Devon residents warned of tick bite risk
PUBLISHED: 10:51 28 March 2017 | UPDATED: 10:53 28 March 2017
Devon County Council’s public health team is warning people to be ‘tick aware’ as they get out and about in the countryside, due to the risk of health problems including Lyme disease.
The advice comes during Tick Bite Prevention Week, a UK public health and awareness campaign to inform the public about the different ways to prevent tick bites.
Tick bites can be a serious problem and in many cases can be harmful, causing infections that can lead to serious health problems. Around 3,000 people each year are affected by Lyme disease in the UK.
Ticks are found in moist areas of dense vegetation or long grass in woodland, grassland, moorland, heathland and some urban parks and gardens. They can be found throughout the year, but are most active between spring and autumn.
Dr Virginia Pearson, Devon’s director of public health, said: “Ticks are something many pet owners are already aware of, and know how to deal with, but as many of us take to the moors, woodlands and coastal paths to enjoy our beautiful scenery and fresh air, we are more likely to come into contact with ticks, and need to be aware what to look for.
“Ticks are tiny spider-like creatures and are found in woodlands, parks and gardens. They are most prevalent in late spring, summer and autumn.
“Lyme disease is a bacterial infection which is transmitted by tick bites. Often the only symptom of Lyme disease is a rash, which gradually spreads from the site of the tick bite.
“The rash can cover a large area and last for weeks if left untreated. Some patients may also have flu-like symptoms.
“If left untreated more serious symptoms may develop in the following weeks or months.
“Lyme disease can be treated successfully with antibiotics and early treatment usually clears the rash within several days and helps to prevent the development of complications.
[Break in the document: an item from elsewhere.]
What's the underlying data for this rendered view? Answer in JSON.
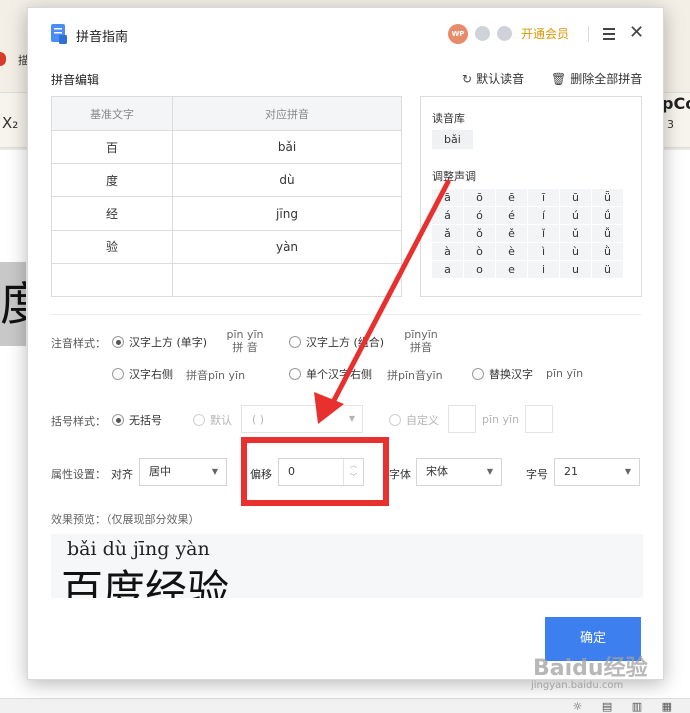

More serious symptoms also respond to antibiotic treatment.
“There is not yet an effective vaccine against Lyme disease so tick awareness, avoidance of tick infested areas if possible, the use of appropriate clothing in areas where ticks are more common and early removal of attached ticks remain the most important prevention measures people can take to protect themselves and their families.”
Public Health England’s advice to minimise the risk of being bitten by an infected tick, is to:
Wear appropriate clothing (a long sleeved shirt and long trousers tucked into socks). Wear light-coloured fabrics, as it is easier to see ticks against a light background.
Consider using insect repellents, such as DEET-containing preparations.
Inspect skin frequently and remove any attached ticks. Ticks can be very small - look for something as tiny as a freckle, or a speck of dirt.
At the end of the day, check again thoroughly for ticks, especially in skin folds.
Make sure that children’s head and neck areas, including scalps, are properly checked - a shower or bath after returning from a tick-infested area helps to reduce risk.
Check that ticks are not brought home on clothes.
Check that pets do not bring ticks into the home on their fur.